A large number of French Protestants left the country after the Revocation of the Edict of Nantes (which had protected them) in 1685.
As I remember, there was a special name for this group of people, but have since forgotten it. What was it?
In addition to Huguenot, which was slightly disrespectful, you could find parpaillot especially in the south1 of France which was also meant to be mildly derogatory.
The origin of parpaillot is the Occitan word "parpaillo"2 (butterfly) - presumably because of the symbolism of unfaithfulness and fickleness attached to this insect3.
Another less common name would be "patarin" of lost origin (actually predating the emergence of the Reformation).
The usual reaction of a Protestant called a parpaillot would be to return the courtesy by branding the offending Catholic a theophage, a transparent allusion to the Protestant divergence of views regarding the dogma of transubstantiation or possibly a papist as a supporter of a disliked foreign power.
Regarding the specific circumstance of the emigration caused by the revocation of the "Edict of Nantes" inspired by the bigoted Mme de Maintenon, you might be thinking of Huguenot immigrants; although it must be added that the French Protestant emigration had already taken momentum in 1572 following the St. Bartholemew's Day Massacre.
I can't think of a word specifically meaning Protestants who left France after 1685. You may be thinking of the word huguenot.
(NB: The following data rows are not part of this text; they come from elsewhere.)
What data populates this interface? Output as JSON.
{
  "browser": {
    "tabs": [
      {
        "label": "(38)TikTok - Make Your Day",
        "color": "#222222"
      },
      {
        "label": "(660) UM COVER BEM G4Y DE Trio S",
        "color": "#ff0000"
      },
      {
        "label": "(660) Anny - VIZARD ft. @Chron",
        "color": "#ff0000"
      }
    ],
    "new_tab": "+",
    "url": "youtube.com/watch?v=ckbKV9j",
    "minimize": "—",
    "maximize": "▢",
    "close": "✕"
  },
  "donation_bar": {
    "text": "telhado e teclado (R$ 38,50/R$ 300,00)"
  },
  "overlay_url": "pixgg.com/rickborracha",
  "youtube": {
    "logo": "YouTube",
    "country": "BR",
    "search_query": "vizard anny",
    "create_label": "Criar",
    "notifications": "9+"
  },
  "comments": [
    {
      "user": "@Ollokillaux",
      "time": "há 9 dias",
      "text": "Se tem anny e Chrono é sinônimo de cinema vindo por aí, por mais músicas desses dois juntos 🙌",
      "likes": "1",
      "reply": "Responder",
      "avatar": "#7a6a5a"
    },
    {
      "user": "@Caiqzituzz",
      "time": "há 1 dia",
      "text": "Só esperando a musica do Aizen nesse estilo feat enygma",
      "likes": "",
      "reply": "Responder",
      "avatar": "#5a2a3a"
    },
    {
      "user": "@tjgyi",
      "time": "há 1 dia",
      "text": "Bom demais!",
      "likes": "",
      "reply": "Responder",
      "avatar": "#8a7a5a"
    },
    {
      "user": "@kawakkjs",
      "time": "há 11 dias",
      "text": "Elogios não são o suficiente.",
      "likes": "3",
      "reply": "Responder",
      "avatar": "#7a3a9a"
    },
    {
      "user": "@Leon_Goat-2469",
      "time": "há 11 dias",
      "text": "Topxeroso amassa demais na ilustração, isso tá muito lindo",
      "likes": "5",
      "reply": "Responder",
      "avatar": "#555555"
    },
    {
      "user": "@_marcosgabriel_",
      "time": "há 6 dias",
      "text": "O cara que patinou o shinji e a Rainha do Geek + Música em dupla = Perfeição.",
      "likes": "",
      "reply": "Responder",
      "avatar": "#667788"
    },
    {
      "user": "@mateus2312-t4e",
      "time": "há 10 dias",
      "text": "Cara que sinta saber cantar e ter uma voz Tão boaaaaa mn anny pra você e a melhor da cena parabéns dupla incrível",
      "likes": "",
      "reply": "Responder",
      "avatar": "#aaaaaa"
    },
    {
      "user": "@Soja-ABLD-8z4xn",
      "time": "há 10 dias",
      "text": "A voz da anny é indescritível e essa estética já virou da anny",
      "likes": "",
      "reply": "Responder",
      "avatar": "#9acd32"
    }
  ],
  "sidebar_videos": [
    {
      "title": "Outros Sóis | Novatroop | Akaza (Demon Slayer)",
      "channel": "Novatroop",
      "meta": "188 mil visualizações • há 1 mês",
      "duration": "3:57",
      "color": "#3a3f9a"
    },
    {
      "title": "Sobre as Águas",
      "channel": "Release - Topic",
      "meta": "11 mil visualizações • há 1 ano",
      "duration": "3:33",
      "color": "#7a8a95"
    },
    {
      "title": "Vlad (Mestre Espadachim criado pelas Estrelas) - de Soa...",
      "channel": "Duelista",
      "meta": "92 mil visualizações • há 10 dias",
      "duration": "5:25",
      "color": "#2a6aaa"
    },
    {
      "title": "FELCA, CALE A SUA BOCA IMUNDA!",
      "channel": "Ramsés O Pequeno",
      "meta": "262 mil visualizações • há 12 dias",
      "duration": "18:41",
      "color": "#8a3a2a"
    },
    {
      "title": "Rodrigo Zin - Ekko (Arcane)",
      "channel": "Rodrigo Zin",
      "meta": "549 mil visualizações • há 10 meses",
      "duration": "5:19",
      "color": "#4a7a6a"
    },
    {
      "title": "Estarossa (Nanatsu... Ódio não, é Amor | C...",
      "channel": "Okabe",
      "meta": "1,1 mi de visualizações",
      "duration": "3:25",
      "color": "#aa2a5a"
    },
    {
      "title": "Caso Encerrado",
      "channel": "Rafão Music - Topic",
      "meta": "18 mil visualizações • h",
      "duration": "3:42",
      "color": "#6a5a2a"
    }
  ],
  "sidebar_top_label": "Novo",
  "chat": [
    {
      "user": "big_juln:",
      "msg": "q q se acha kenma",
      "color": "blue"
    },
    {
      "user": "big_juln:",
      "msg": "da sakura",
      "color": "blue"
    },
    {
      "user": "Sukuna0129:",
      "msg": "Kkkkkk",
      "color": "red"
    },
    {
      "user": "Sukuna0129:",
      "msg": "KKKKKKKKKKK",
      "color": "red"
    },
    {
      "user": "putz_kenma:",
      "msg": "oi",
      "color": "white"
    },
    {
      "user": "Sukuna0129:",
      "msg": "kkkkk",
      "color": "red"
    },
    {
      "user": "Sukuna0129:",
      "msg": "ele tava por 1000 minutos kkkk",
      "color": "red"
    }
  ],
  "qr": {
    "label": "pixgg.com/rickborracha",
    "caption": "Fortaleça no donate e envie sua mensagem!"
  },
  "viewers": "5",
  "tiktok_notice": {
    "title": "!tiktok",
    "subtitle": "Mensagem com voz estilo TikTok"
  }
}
Huguenots are French Protestants of the time, whether they emigrated or not. The word had a political connotation then (it was used by Catholics), and nowadays would only be used in a historical context.
According to the TLF dictionary, "Huguenot": 1. Subst. et adj., vieilli. Protestant calviniste